Web page and app entries:
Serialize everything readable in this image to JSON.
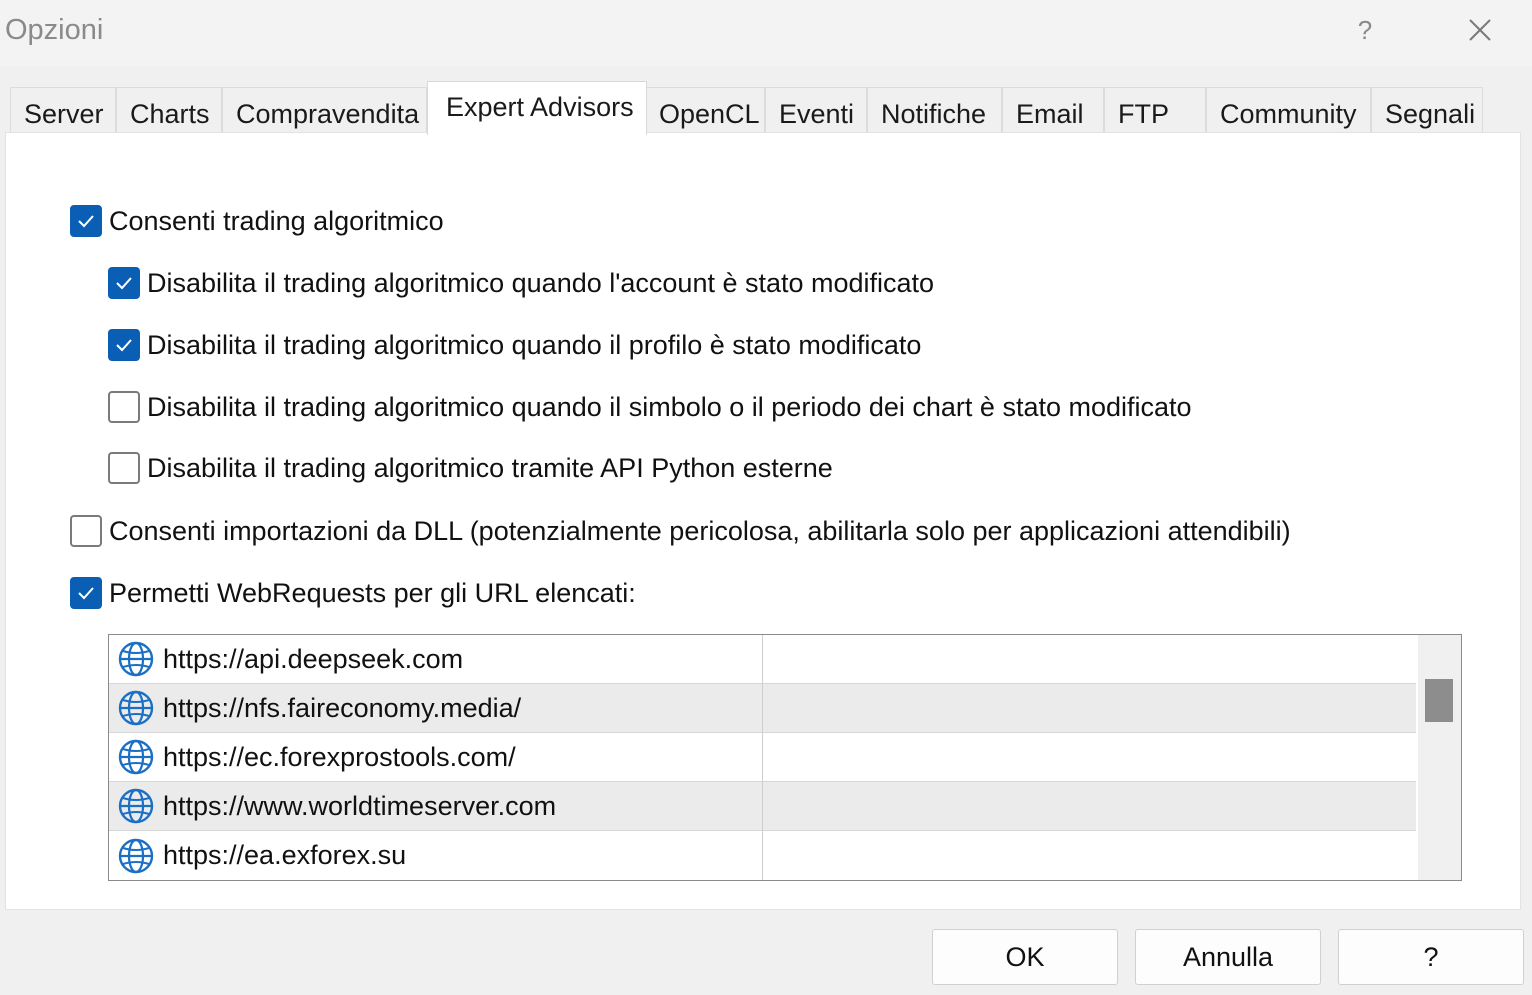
{
  "window": {
    "title": "Opzioni",
    "help_glyph": "?",
    "close_icon": "close-icon"
  },
  "tabs": [
    {
      "label": "Server"
    },
    {
      "label": "Charts"
    },
    {
      "label": "Compravendita"
    },
    {
      "label": "Expert Advisors",
      "active": true
    },
    {
      "label": "OpenCL"
    },
    {
      "label": "Eventi"
    },
    {
      "label": "Notifiche"
    },
    {
      "label": "Email"
    },
    {
      "label": "FTP"
    },
    {
      "label": "Community"
    },
    {
      "label": "Segnali"
    }
  ],
  "options": [
    {
      "label": "Consenti trading algoritmico",
      "checked": true
    },
    {
      "label": "Disabilita il trading algoritmico quando l'account è stato modificato",
      "checked": true
    },
    {
      "label": "Disabilita il trading algoritmico quando il profilo è stato modificato",
      "checked": true
    },
    {
      "label": "Disabilita il trading algoritmico quando il simbolo o il periodo dei chart è stato modificato",
      "checked": false
    },
    {
      "label": "Disabilita il trading algoritmico tramite API Python esterne",
      "checked": false
    },
    {
      "label": "Consenti importazioni da DLL (potenzialmente pericolosa, abilitarla solo per applicazioni attendibili)",
      "checked": false
    },
    {
      "label": "Permetti WebRequests per gli URL elencati:",
      "checked": true
    }
  ],
  "url_list": {
    "row_icon": "globe-icon",
    "items": [
      {
        "url": "https://api.deepseek.com"
      },
      {
        "url": "https://nfs.faireconomy.media/"
      },
      {
        "url": "https://ec.forexprostools.com/"
      },
      {
        "url": "https://www.worldtimeserver.com"
      },
      {
        "url": "https://ea.exforex.su"
      }
    ]
  },
  "buttons": {
    "ok": "OK",
    "cancel": "Annulla",
    "help": "?"
  },
  "colors": {
    "accent": "#0a5fb4",
    "globe": "#1b6fc4"
  }
}
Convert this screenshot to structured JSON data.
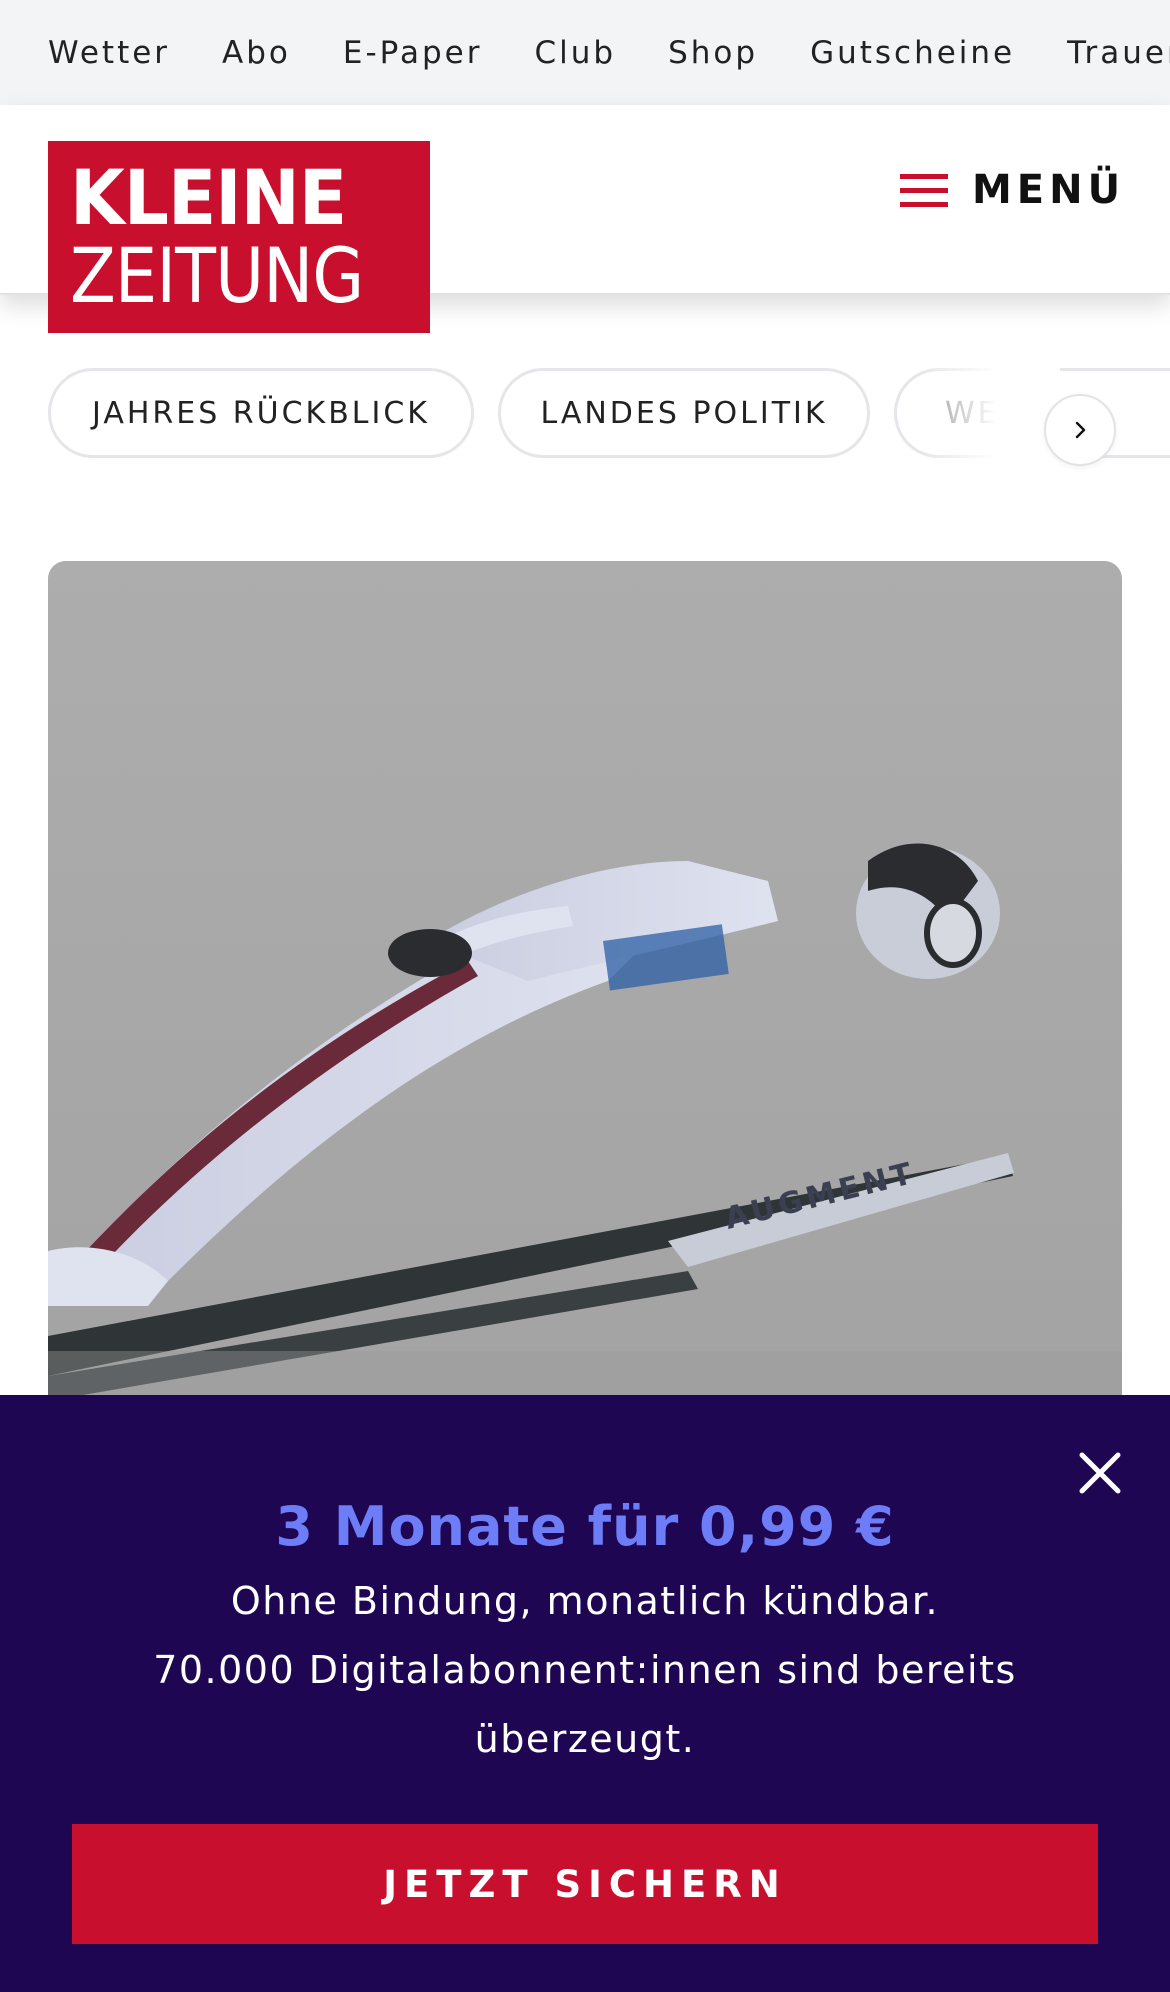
{
  "topnav": {
    "items": [
      "Wetter",
      "Abo",
      "E-Paper",
      "Club",
      "Shop",
      "Gutscheine",
      "Trauerpo"
    ]
  },
  "header": {
    "logo_line1": "KLEINE",
    "logo_line2": "ZEITUNG",
    "menu_label": "MENÜ"
  },
  "topics": {
    "items": [
      "JAHRES RÜCKBLICK",
      "LANDES POLITIK",
      "WE"
    ]
  },
  "promo": {
    "headline": "3 Monate für 0,99 €",
    "line1": "Ohne Bindung, monatlich kündbar.",
    "line2": "70.000 Digitalabonnent:innen sind bereits überzeugt.",
    "cta_label": "JETZT SICHERN"
  },
  "colors": {
    "brand_red": "#c8102e",
    "promo_bg": "#1f0652",
    "promo_accent": "#6d7cf7"
  }
}
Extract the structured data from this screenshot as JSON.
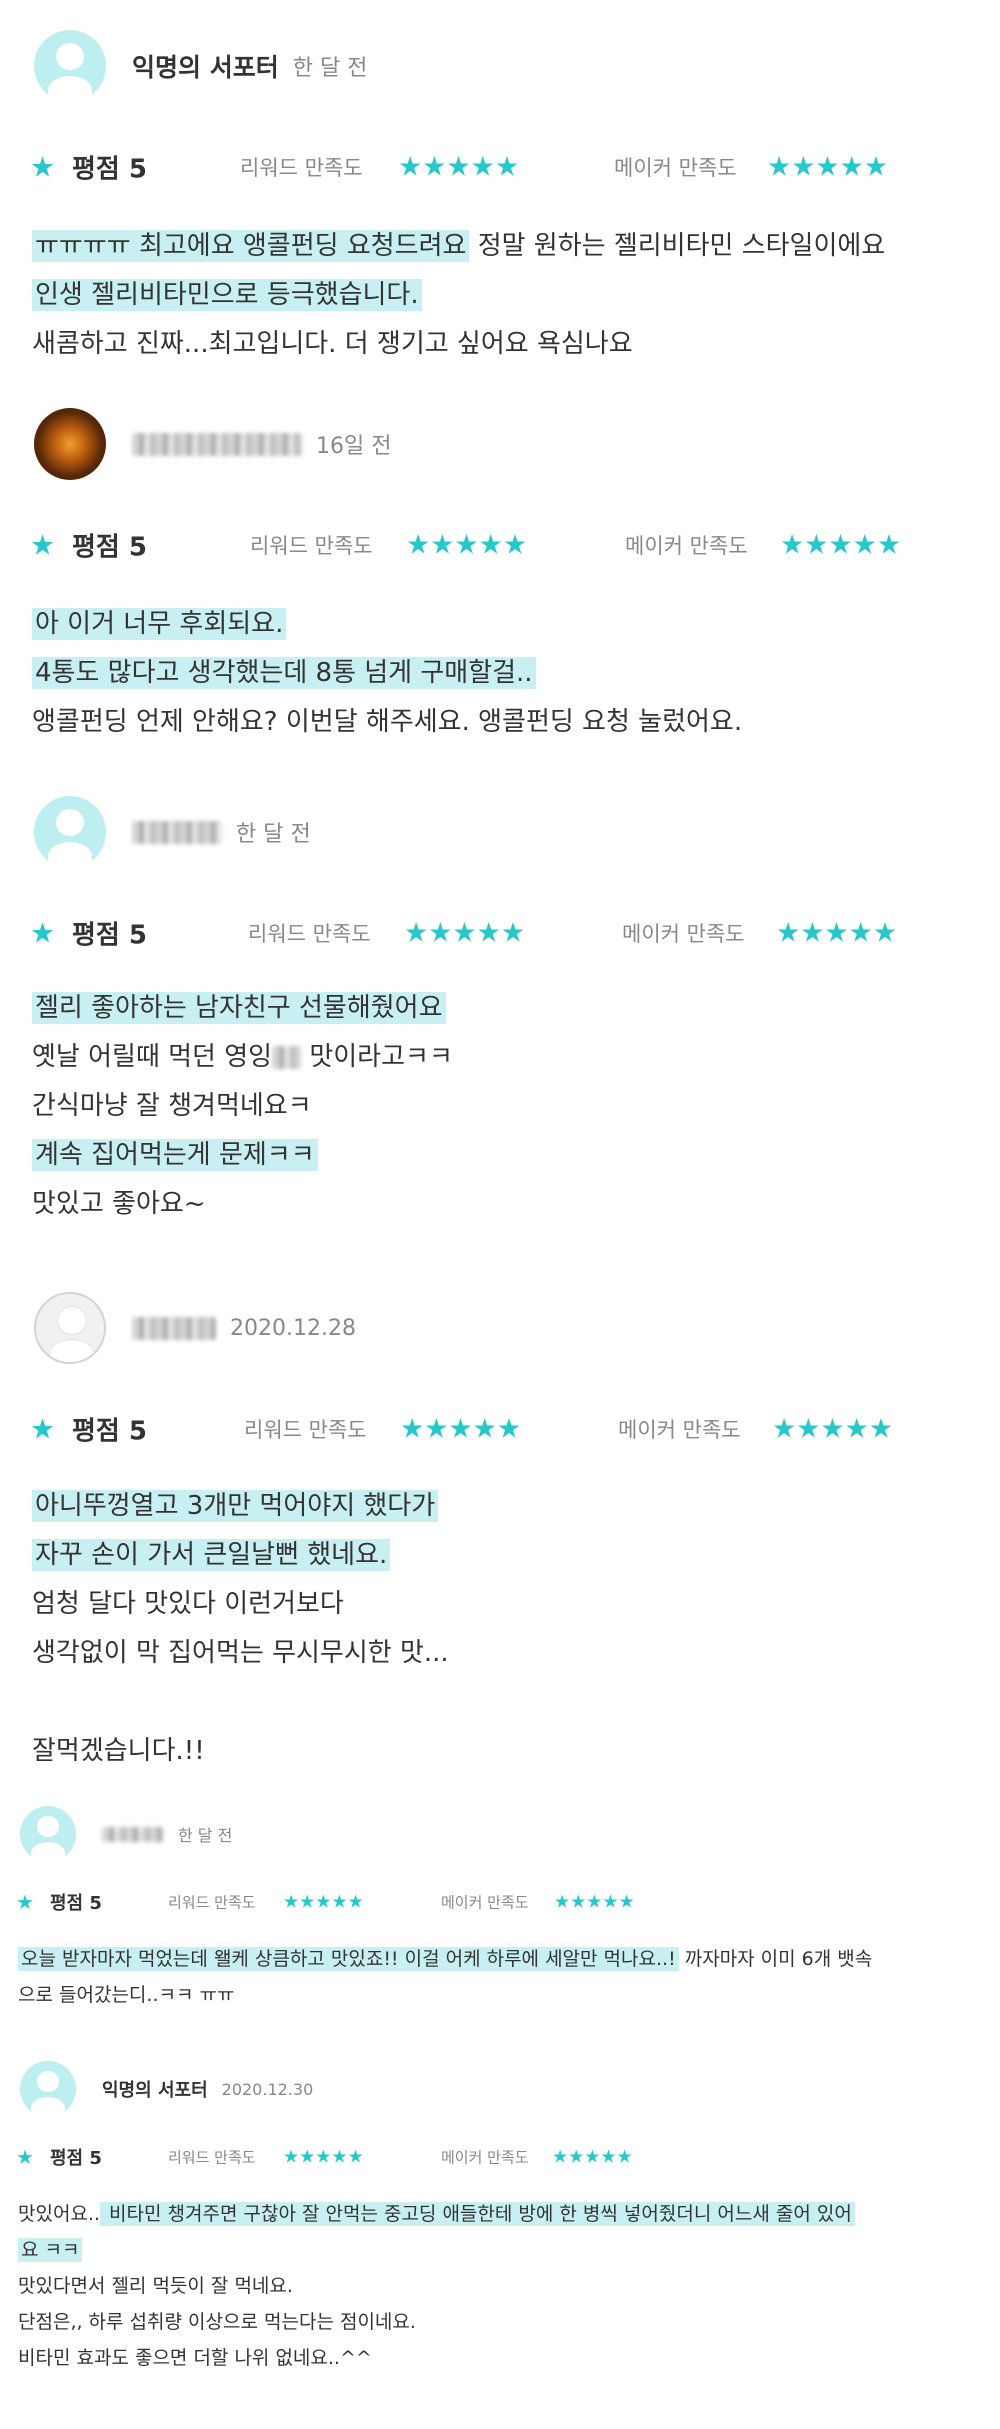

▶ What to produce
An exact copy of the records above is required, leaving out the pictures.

▶ Output for this exercise
Serialize everything readable in this image to JSON.
{
  "window": {
    "title": "Opzioni",
    "help_glyph": "?",
    "close_icon": "close-icon"
  },
  "tabs": [
    {
      "label": "Server"
    },
    {
      "label": "Charts"
    },
    {
      "label": "Compravendita"
    },
    {
      "label": "Expert Advisors",
      "active": true
    },
    {
      "label": "OpenCL"
    },
    {
      "label": "Eventi"
    },
    {
      "label": "Notifiche"
    },
    {
      "label": "Email"
    },
    {
      "label": "FTP"
    },
    {
      "label": "Community"
    },
    {
      "label": "Segnali"
    }
  ],
  "options": [
    {
      "label": "Consenti trading algoritmico",
      "checked": true
    },
    {
      "label": "Disabilita il trading algoritmico quando l'account è stato modificato",
      "checked": true
    },
    {
      "label": "Disabilita il trading algoritmico quando il profilo è stato modificato",
      "checked": true
    },
    {
      "label": "Disabilita il trading algoritmico quando il simbolo o il periodo dei chart è stato modificato",
      "checked": false
    },
    {
      "label": "Disabilita il trading algoritmico tramite API Python esterne",
      "checked": false
    },
    {
      "label": "Consenti importazioni da DLL (potenzialmente pericolosa, abilitarla solo per applicazioni attendibili)",
      "checked": false
    },
    {
      "label": "Permetti WebRequests per gli URL elencati:",
      "checked": true
    }
  ],
  "url_list": {
    "row_icon": "globe-icon",
    "items": [
      {
        "url": "https://api.deepseek.com"
      },
      {
        "url": "https://nfs.faireconomy.media/"
      },
      {
        "url": "https://ec.forexprostools.com/"
      },
      {
        "url": "https://www.worldtimeserver.com"
      },
      {
        "url": "https://ea.exforex.su"
      }
    ]
  },
  "buttons": {
    "ok": "OK",
    "cancel": "Annulla",
    "help": "?"
  },
  "colors": {
    "accent": "#0a5fb4",
    "globe": "#1b6fc4"
  }
}
Convert this screenshot to structured JSON data.
{
  "topnav": {
    "items": [
      "Wetter",
      "Abo",
      "E-Paper",
      "Club",
      "Shop",
      "Gutscheine",
      "Trauerpo"
    ]
  },
  "header": {
    "logo_line1": "KLEINE",
    "logo_line2": "ZEITUNG",
    "menu_label": "MENÜ"
  },
  "topics": {
    "items": [
      "JAHRES RÜCKBLICK",
      "LANDES POLITIK",
      "WE"
    ]
  },
  "promo": {
    "headline": "3 Monate für 0,99 €",
    "line1": "Ohne Bindung, monatlich kündbar.",
    "line2": "70.000 Digitalabonnent:innen sind bereits überzeugt.",
    "cta_label": "JETZT SICHERN"
  },
  "colors": {
    "brand_red": "#c8102e",
    "promo_bg": "#1f0652",
    "promo_accent": "#6d7cf7"
  }
}
Extract the structured data from this screenshot as JSON.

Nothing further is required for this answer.